So that's the good news. The bad news is if Seattle wins and Portland draws, we'll be in either 3rd or 4th place and will have a mid-week play-in game on either three or four days rest. Fortunately, it will be at home. That's guaranteed. Even if we lose next week, we can't finish lower than 4th.

But there's more. Sunday will also be a chance for us to win our first Cascadia Cup since 2012. A win and it's ours. A draw or a loss and it's Seattle's.

I really, really don't want Seattle to get that Cup. Let's break their fishy little hearts.

5) Some random notes:

  • David Guzman currently leads MLS in yellow cards with 10, but the league's website hasn't yet updated this week's “Caution Accumulation Warnings.” I know Blanco's one yellow away from a suspension. Gooz may be, too. So, you know, there's something else to be stressed about next week. You're welcome.
  • Apparently, Fanendo Adi's been spotted doing some pretty vigorous training. I'd really like him to see him on the field Sunday. He's going to be rusty. He needs minutes to work through that. Preferably before we get to the playoffs.
  • Vytautas Andriuskevicius went the full 90 Sunday, but his playing time's been so up and down these last few months, I genuinely have no idea who our starting left back is going into the playoffs. Same for right back. And forward. I hope Caleb Porter knows what he's doing.
  • In honor of Blanco’s crazy final goal, I put together a collection of goals from this season I’m calling “Rounding the Keeper 2017.” Pour one out for Tyler Deric, who Fanendo Adi clowns twice on the same play.

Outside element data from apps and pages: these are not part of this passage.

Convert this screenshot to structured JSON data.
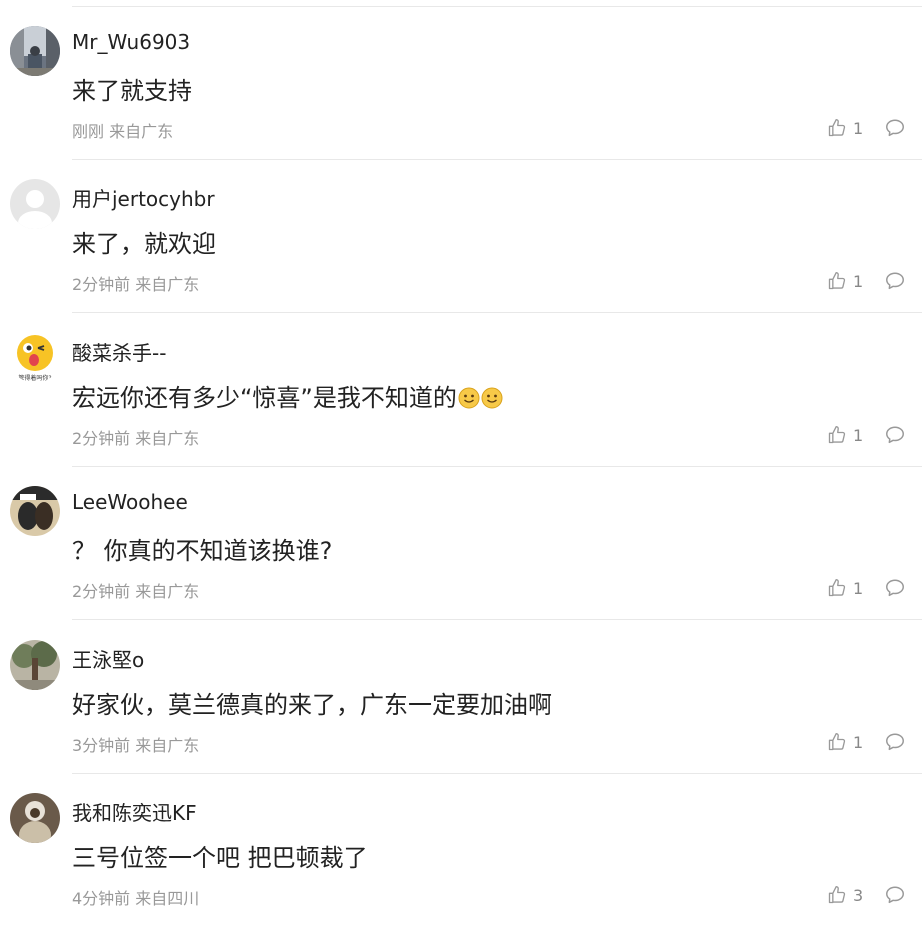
{
  "colors": {
    "text": "#222222",
    "meta": "#999999",
    "icon": "#999999",
    "divider": "#e8e8e8"
  },
  "comments": [
    {
      "avatar": "street-photo-avatar",
      "username": "Mr_Wu6903",
      "content": "来了就支持",
      "time": "刚刚",
      "location": "来自广东",
      "likes": "1"
    },
    {
      "avatar": "default-avatar",
      "username": "用户jertocyhbr",
      "content": "来了，就欢迎",
      "time": "2分钟前",
      "location": "来自广东",
      "likes": "1"
    },
    {
      "avatar": "tongue-emoji-avatar",
      "avatar_text": "管得着吗你?",
      "username": "酸菜杀手--",
      "content": "宏远你还有多少“惊喜”是我不知道的",
      "content_emojis": [
        "smile-emoji",
        "smile-emoji"
      ],
      "time": "2分钟前",
      "location": "来自广东",
      "likes": "1"
    },
    {
      "avatar": "portrait-avatar",
      "username": "LeeWoohee",
      "content": "？ 你真的不知道该换谁?",
      "time": "2分钟前",
      "location": "来自广东",
      "likes": "1"
    },
    {
      "avatar": "tree-avatar",
      "username": "王泳堅o",
      "content": "好家伙，莫兰德真的来了，广东一定要加油啊",
      "time": "3分钟前",
      "location": "来自广东",
      "likes": "1"
    },
    {
      "avatar": "figure-avatar",
      "username": "我和陈奕迅KF",
      "content": "三号位签一个吧 把巴顿裁了",
      "time": "4分钟前",
      "location": "来自四川",
      "likes": "3"
    }
  ]
}
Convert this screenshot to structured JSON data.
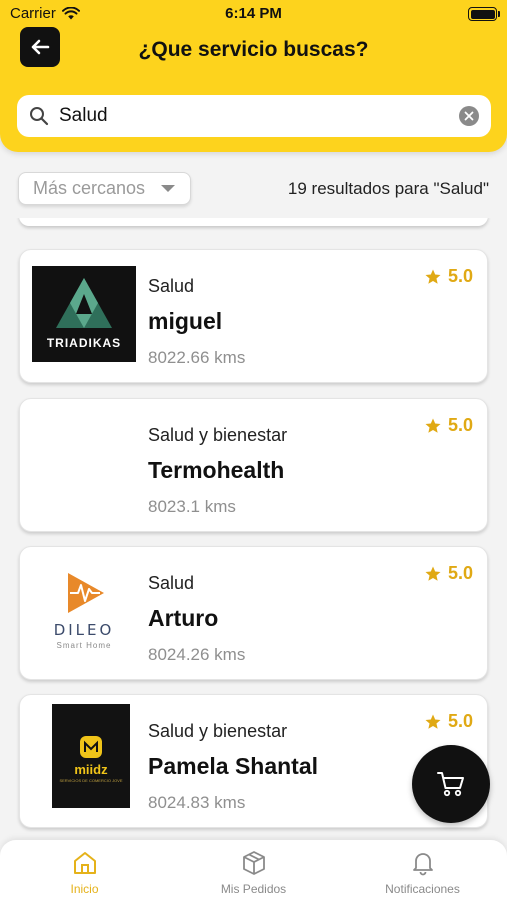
{
  "status_bar": {
    "carrier": "Carrier",
    "time": "6:14 PM"
  },
  "header": {
    "title": "¿Que servicio buscas?"
  },
  "search": {
    "value": "Salud"
  },
  "filter": {
    "sort_label": "Más cercanos",
    "results_text": "19 resultados para  \"Salud\""
  },
  "results": [
    {
      "category": "Salud",
      "name": "miguel",
      "distance": "8022.66 kms",
      "rating": "5.0",
      "logo": "triadikas-logo",
      "logo_text": "TRIADIKAS"
    },
    {
      "category": "Salud y bienestar",
      "name": "Termohealth",
      "distance": "8023.1 kms",
      "rating": "5.0",
      "logo": "none"
    },
    {
      "category": "Salud",
      "name": "Arturo",
      "distance": "8024.26 kms",
      "rating": "5.0",
      "logo": "dileo-logo",
      "logo_text": "DILEO",
      "logo_subtext": "Smart Home"
    },
    {
      "category": "Salud y bienestar",
      "name": "Pamela Shantal",
      "distance": "8024.83 kms",
      "rating": "5.0",
      "logo": "miidz-logo",
      "logo_text": "miidz",
      "logo_subtext": "SERVICIOS DE COMERCIO JOVE"
    }
  ],
  "bottom_nav": [
    {
      "label": "Inicio",
      "icon": "home-icon",
      "active": true
    },
    {
      "label": "Mis Pedidos",
      "icon": "package-icon",
      "active": false
    },
    {
      "label": "Notificaciones",
      "icon": "bell-icon",
      "active": false
    }
  ],
  "colors": {
    "brand_yellow": "#fdd31d",
    "rating_gold": "#e0a914",
    "active_tab": "#e5b21a",
    "dark": "#111111"
  }
}
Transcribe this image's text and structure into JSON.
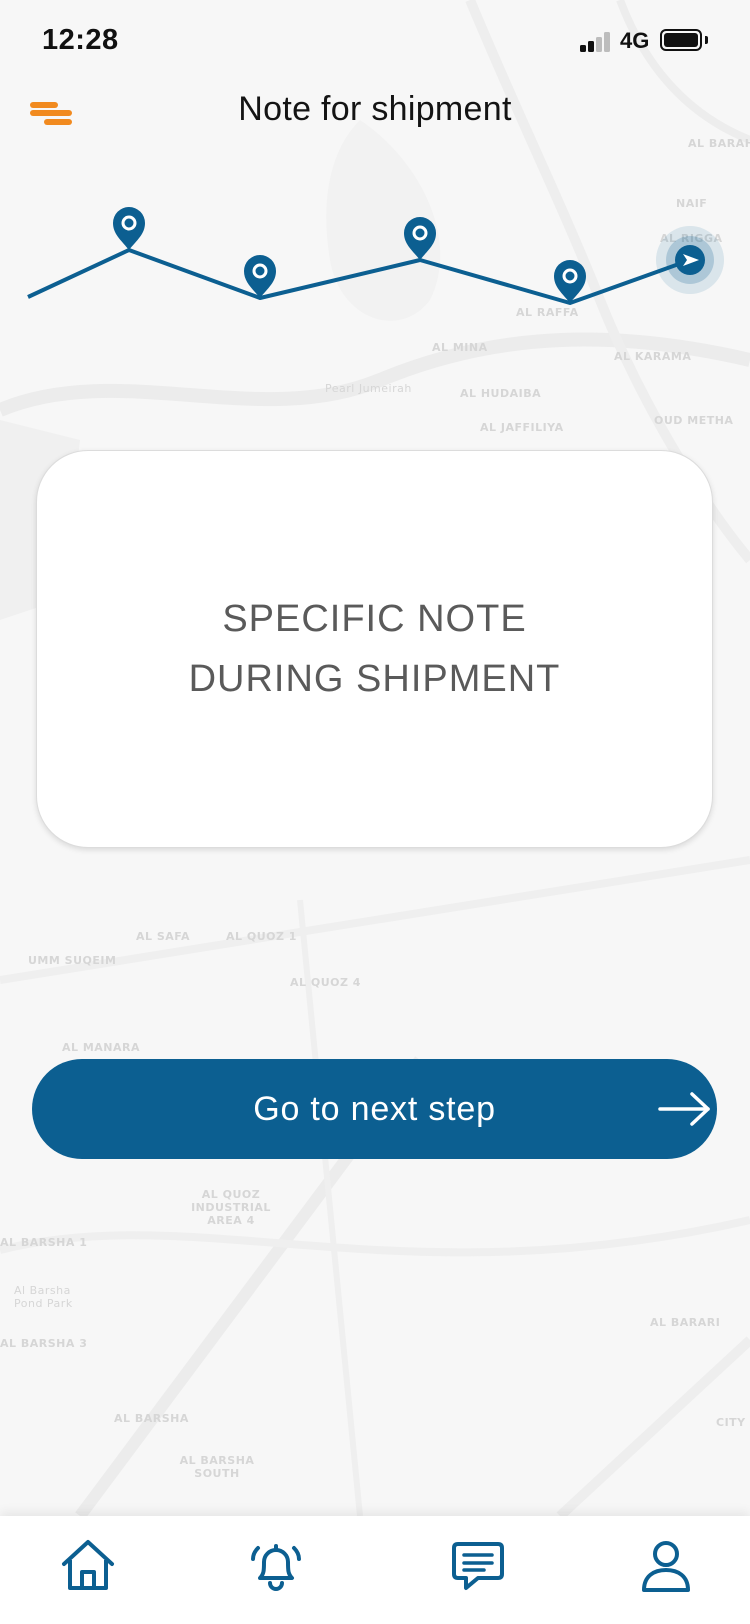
{
  "status_bar": {
    "time": "12:28",
    "network": "4G"
  },
  "header": {
    "title": "Note for shipment",
    "menu_icon": "menu-icon"
  },
  "map": {
    "labels": [
      "AL BARAH",
      "NAIF",
      "AL RIGGA",
      "AL RAFFA",
      "AL MINA",
      "AL KARAMA",
      "Pearl Jumeirah",
      "AL HUDAIBA",
      "AL JAFFILIYA",
      "OUD METHA",
      "UMM SUQEIM",
      "AL SAFA",
      "AL QUOZ 1",
      "AL QUOZ 4",
      "AL MANARA",
      "AL QUOZ INDUSTRIAL AREA 4",
      "AL BARSHA 1",
      "Al Barsha Pond Park",
      "AL BARSHA 3",
      "AL BARARI",
      "AL BARSHA",
      "AL BARSHA SOUTH",
      "CITY"
    ]
  },
  "progress": {
    "steps_total": 5,
    "current_step": 5,
    "step_icon": "location-pin-icon",
    "current_icon": "navigation-arrow-icon"
  },
  "card": {
    "text": "SPECIFIC NOTE DURING SHIPMENT"
  },
  "actions": {
    "next_label": "Go to next step",
    "next_icon": "arrow-right-icon"
  },
  "tab_bar": {
    "items": [
      {
        "icon": "home-icon"
      },
      {
        "icon": "bell-icon"
      },
      {
        "icon": "chat-icon"
      },
      {
        "icon": "profile-icon"
      }
    ]
  },
  "colors": {
    "accent": "#f18a1f",
    "primary": "#0c5f91",
    "background": "#f7f7f7",
    "card": "#ffffff"
  }
}
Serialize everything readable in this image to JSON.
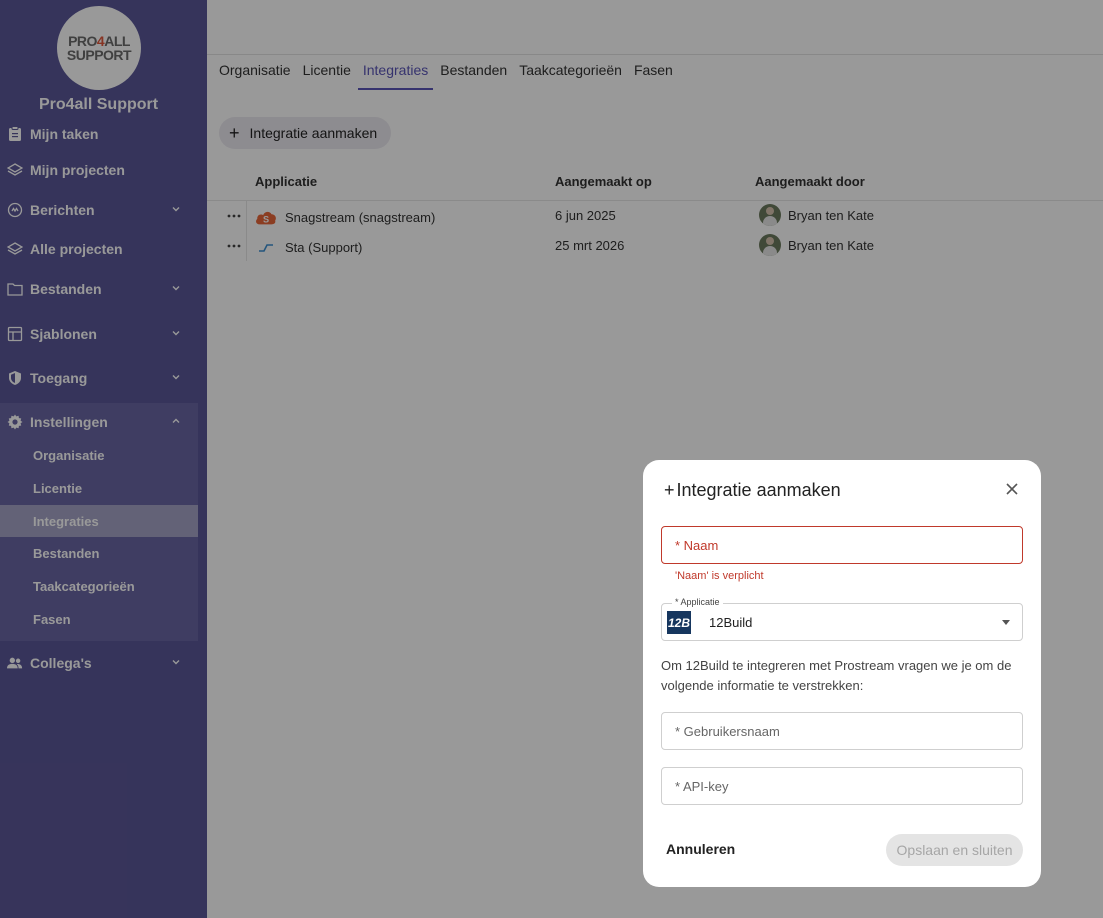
{
  "sidebar": {
    "logo_line1_a": "PRO",
    "logo_line1_b": "4",
    "logo_line1_c": "ALL",
    "logo_line2": "SUPPORT",
    "org_name": "Pro4all Support",
    "items": {
      "my_tasks": "Mijn taken",
      "my_projects": "Mijn projecten",
      "messages": "Berichten",
      "all_projects": "Alle projecten",
      "files": "Bestanden",
      "templates": "Sjablonen",
      "access": "Toegang",
      "settings": "Instellingen",
      "colleagues": "Collega's"
    },
    "settings_sub": {
      "organisation": "Organisatie",
      "license": "Licentie",
      "integrations": "Integraties",
      "files": "Bestanden",
      "task_categories": "Taakcategorieën",
      "phases": "Fasen"
    }
  },
  "main": {
    "tabs": {
      "organisation": "Organisatie",
      "license": "Licentie",
      "integrations": "Integraties",
      "files": "Bestanden",
      "task_categories": "Taakcategorieën",
      "phases": "Fasen"
    },
    "create_button": "Integratie aanmaken",
    "table": {
      "headers": {
        "application": "Applicatie",
        "created_on": "Aangemaakt op",
        "created_by": "Aangemaakt door"
      },
      "rows": [
        {
          "application": "Snagstream (snagstream)",
          "created_on": "6 jun 2025",
          "created_by": "Bryan ten Kate",
          "icon": "snagstream-icon"
        },
        {
          "application": "Sta (Support)",
          "created_on": "25 mrt 2026",
          "created_by": "Bryan ten Kate",
          "icon": "stabu-icon"
        }
      ]
    }
  },
  "modal": {
    "title": "Integratie aanmaken",
    "name_placeholder": "* Naam",
    "name_error": "'Naam' is verplicht",
    "application_label": "* Applicatie",
    "application_value": "12Build",
    "application_logo": "12B",
    "description": "Om 12Build te integreren met Prostream vragen we je om de volgende informatie te verstrekken:",
    "username_placeholder": "* Gebruikersnaam",
    "apikey_placeholder": "* API-key",
    "cancel": "Annuleren",
    "save": "Opslaan en sluiten"
  },
  "colors": {
    "sidebar": "#5b5798",
    "accent": "#5b56b8",
    "error": "#c0392b"
  }
}
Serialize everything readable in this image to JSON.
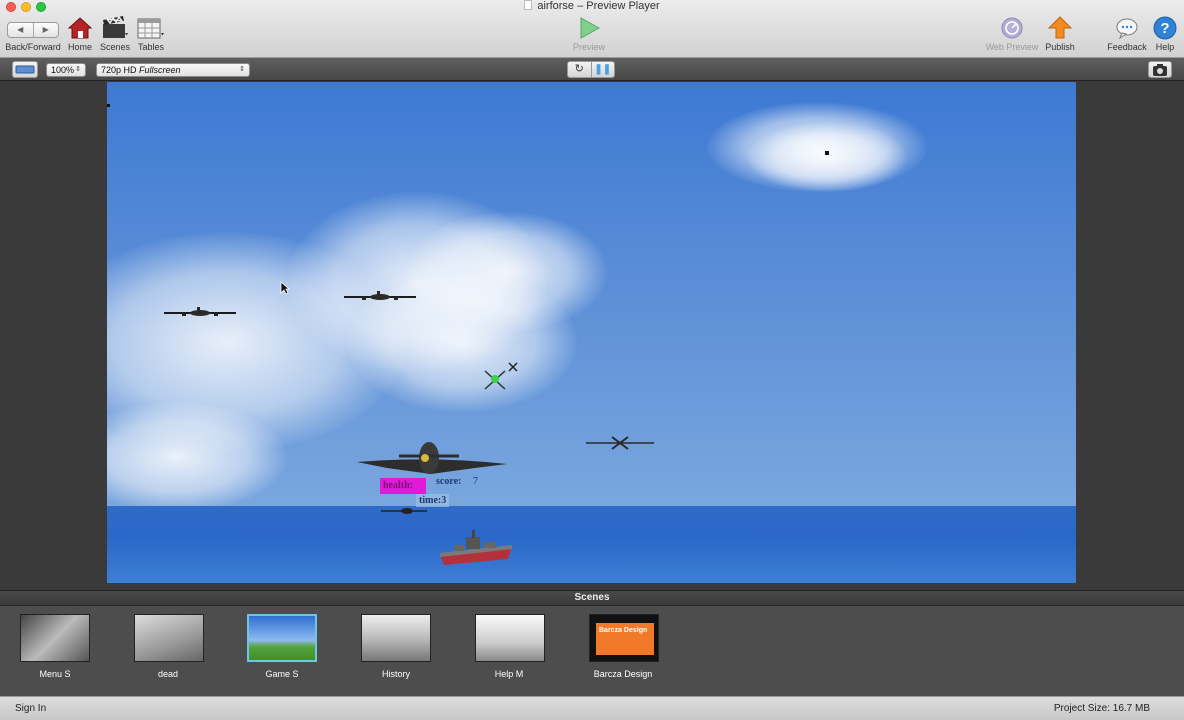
{
  "window": {
    "title": "airforse – Preview Player"
  },
  "toolbar": {
    "back_forward_label": "Back/Forward",
    "home_label": "Home",
    "scenes_label": "Scenes",
    "tables_label": "Tables",
    "preview_label": "Preview",
    "web_preview_label": "Web Preview",
    "publish_label": "Publish",
    "feedback_label": "Feedback",
    "help_label": "Help"
  },
  "subbar": {
    "zoom": "100%",
    "resolution_prefix": "720p HD",
    "resolution_suffix": "Fullscreen"
  },
  "game": {
    "health_label": "health:",
    "score_label": "score:",
    "score_value": "7",
    "time_label": "time:",
    "time_value": "3"
  },
  "scenes": {
    "header": "Scenes",
    "items": [
      {
        "label": "Menu S"
      },
      {
        "label": "dead"
      },
      {
        "label": "Game S"
      },
      {
        "label": "History"
      },
      {
        "label": "Help M"
      },
      {
        "label": "Barcza Design"
      }
    ],
    "thumb_text": {
      "barcza": "Barcza Design"
    }
  },
  "status": {
    "sign_in": "Sign In",
    "project_size": "Project Size: 16.7 MB"
  },
  "colors": {
    "selection": "#6cc7e6",
    "health_bar": "#e11ad8",
    "publish": "#f28a1e",
    "help": "#2f82d6"
  }
}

6) Okay, folks, this seems like a good time to announce the 2017 Six Degrees Player of the Year.

First, a recap of previous winners.

In 2013, this not-even-the-tiniest-bit-coveted award went to Will Johnson. That year's team was all about fighting and scrapping, and Will Johnson personified that.

In 2014, the team was much less scrappy, but at least they could score. Since Diego Valeri was our top scorer, I gave the award to him.

In 2015, we didn't score nearly as much, but daggum, was our defense lights out. Congratulations, Adam Kwarasey, you were my Player of the Year.

In 2016, I was torn between giving it to Diego Valeri or Fanendo Adi. Since I thought there was chance Adi would be leaving in the offseason, I gave it to him.

Which brings us to 2017.

Those of you who followed this column when it was at Slide Rule Pass know that I've seriously considered giving the 2017 award to the three-man Swiss Army Knife that is Roy Miller/Lawrence Olum/Zarek Valentin. After all, coming into this season, we didn't think those three would start a single solitary game. Instead, they've collectively started 65 games at four different positions. In fact, I seem to recall one game where Lawrence Olum started at CDM, then shifted to left center back, then shifted to right center back. Or was that Roy Miller? Or Zarek Valentin? Hell, it may have been all of them, all in the same game.

You see my point? If 2017 was “The Year of Holding the Team Together With Duct Tape and Baling Wire,” then those three really would deserve the Six Degrees Player of the Year award.

Except, as it turned out, 2017 wasn't “The Year of Holding the Team Together With Duct Tape and Baling Wire.” Instead, it was “The Year Diego Valeri Went Beast Mode.”

For most of this year, you could have a legitimate conversation about who was the best player on the Timbers. Was it Diego Valeri? Fanendo Adi? You could even argue for Diego Chara or Darlington Nagbe.

But then, somewhere in late-July, early-August, Valeri went Beast Mode. He set a new MLS record by scoring in nine straight games, he became just the second player in MLS history to tally 20 goals and 10 assists in the same season, and most importantly, when our leading scorer Fanendo Adi went down with injury, Valeri put the entire team on his back, raising his game to the point where we're no longer asking if he's the best player on his team, but if he's the best player in the whole damn league.

Sorry, Olum and Miller and Valentin. You were all hella valuable this year, but when a guy goes supernova like Valeri did, you've got to give him the trophy.

Congratulations, Diego Valeri. You're my 2017 Six Degrees Player of the Year.